Task goal: When a line below holds the string "icon", show that line.

** Opening Data records block **

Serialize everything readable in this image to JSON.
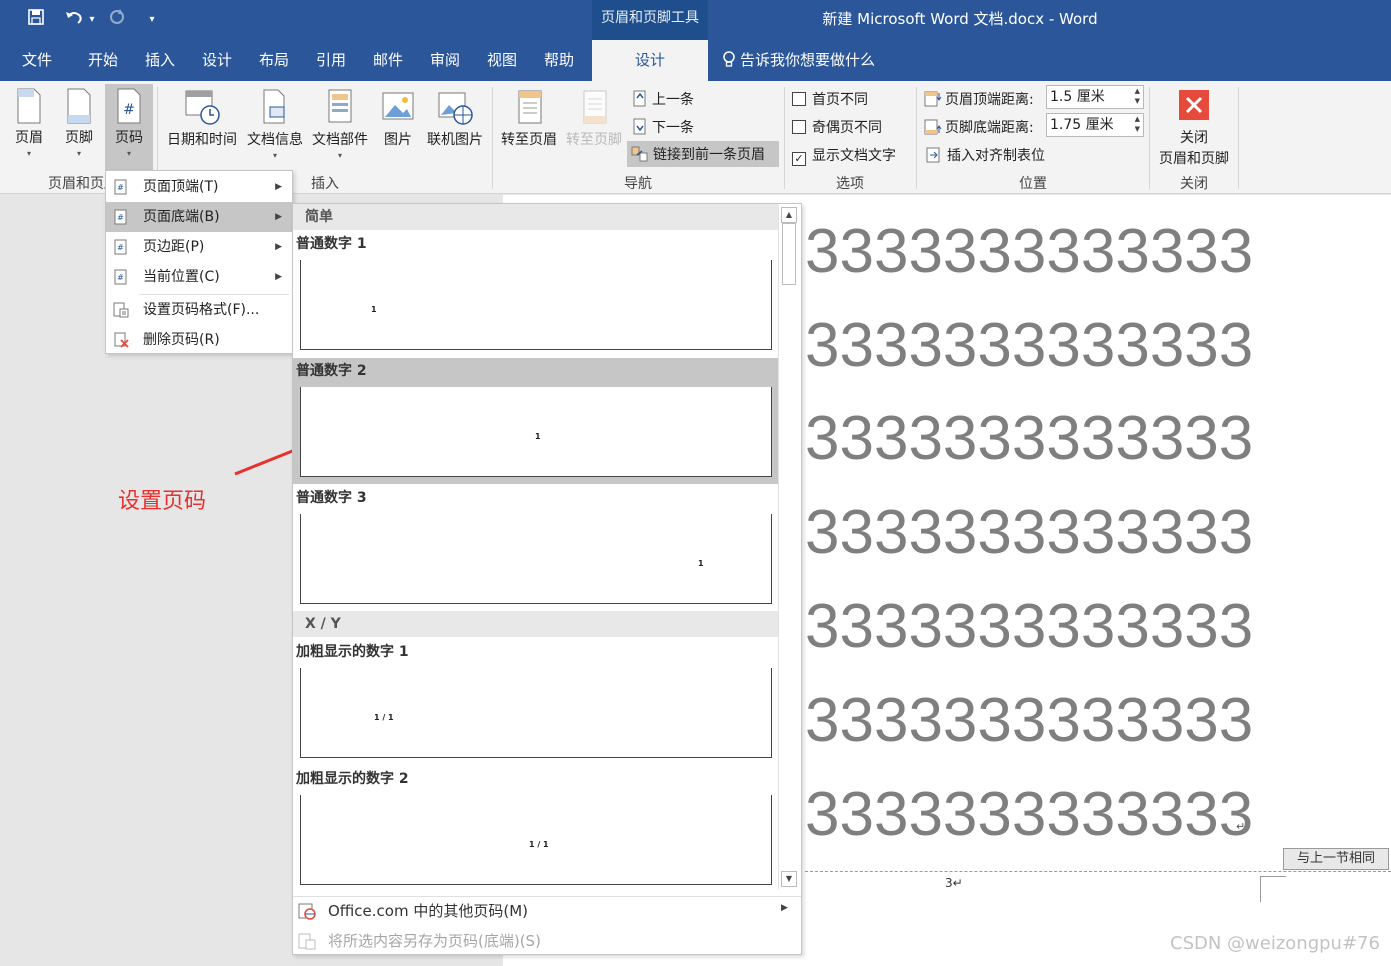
{
  "titlebar": {
    "context_tool": "页眉和页脚工具",
    "document_title": "新建 Microsoft Word 文档.docx  -  Word",
    "quick_access": {
      "save_icon": "save-icon",
      "undo_icon": "undo-icon",
      "undo_dropdown": "▾",
      "redo_icon": "redo-icon",
      "customize": "▾"
    }
  },
  "tabs": [
    {
      "label": "文件"
    },
    {
      "label": "开始"
    },
    {
      "label": "插入"
    },
    {
      "label": "设计"
    },
    {
      "label": "布局"
    },
    {
      "label": "引用"
    },
    {
      "label": "邮件"
    },
    {
      "label": "审阅"
    },
    {
      "label": "视图"
    },
    {
      "label": "帮助"
    },
    {
      "label": "设计",
      "active": true
    }
  ],
  "tell_me": "告诉我你想要做什么",
  "ribbon": {
    "header_footer_group": {
      "header": "页眉",
      "footer": "页脚",
      "page_number": "页码",
      "group_label": "页眉和页脚"
    },
    "insert_group": {
      "date_time": "日期和时间",
      "doc_info": "文档信息",
      "doc_parts": "文档部件",
      "picture": "图片",
      "online_picture": "联机图片",
      "group_label": "插入"
    },
    "nav_group": {
      "goto_header": "转至页眉",
      "goto_footer": "转至页脚",
      "previous": "上一条",
      "next": "下一条",
      "link_previous": "链接到前一条页眉",
      "group_label": "导航"
    },
    "options_group": {
      "diff_first": "首页不同",
      "diff_odd_even": "奇偶页不同",
      "show_doc_text": "显示文档文字",
      "group_label": "选项",
      "show_doc_text_checked": true
    },
    "position_group": {
      "header_top_label": "页眉顶端距离:",
      "header_top_value": "1.5 厘米",
      "footer_bottom_label": "页脚底端距离:",
      "footer_bottom_value": "1.75 厘米",
      "insert_align_tab": "插入对齐制表位",
      "group_label": "位置"
    },
    "close_group": {
      "close_line1": "关闭",
      "close_line2": "页眉和页脚",
      "group_label": "关闭"
    }
  },
  "page_number_menu": {
    "items": [
      {
        "label": "页面顶端(T)"
      },
      {
        "label": "页面底端(B)",
        "highlighted": true
      },
      {
        "label": "页边距(P)"
      },
      {
        "label": "当前位置(C)"
      },
      {
        "label": "设置页码格式(F)..."
      },
      {
        "label": "删除页码(R)"
      }
    ]
  },
  "gallery": {
    "sections": [
      {
        "label": "简单"
      },
      {
        "label": "X / Y"
      }
    ],
    "items": [
      {
        "title": "普通数字 1",
        "preview": "1"
      },
      {
        "title": "普通数字 2",
        "preview": "1",
        "highlighted": true
      },
      {
        "title": "普通数字 3",
        "preview": "1"
      },
      {
        "title": "加粗显示的数字 1",
        "preview": "1 / 1"
      },
      {
        "title": "加粗显示的数字 2",
        "preview": "1 / 1"
      }
    ],
    "more_from_office": "Office.com 中的其他页码(M)",
    "save_selection": "将所选内容另存为页码(底端)(S)"
  },
  "document": {
    "lines": [
      "3333333333333",
      "3333333333333",
      "3333333333333",
      "3333333333333",
      "3333333333333",
      "3333333333333",
      "3333333333333"
    ],
    "paragraph_mark": "↵",
    "same_as_previous": "与上一节相同",
    "footer_page_number": "3↵"
  },
  "annotation": {
    "label": "设置页码",
    "color": "#e8302e"
  },
  "watermark": "CSDN @weizongpu#76",
  "colors": {
    "brand": "#2b579a",
    "ribbon_bg": "#f3f3f3",
    "highlight": "#c6c6c6",
    "close_red": "#e64a3b"
  }
}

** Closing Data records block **

Answer for the task:
      "save_icon": "save-icon",
      "undo_icon": "undo-icon",
      "redo_icon": "redo-icon",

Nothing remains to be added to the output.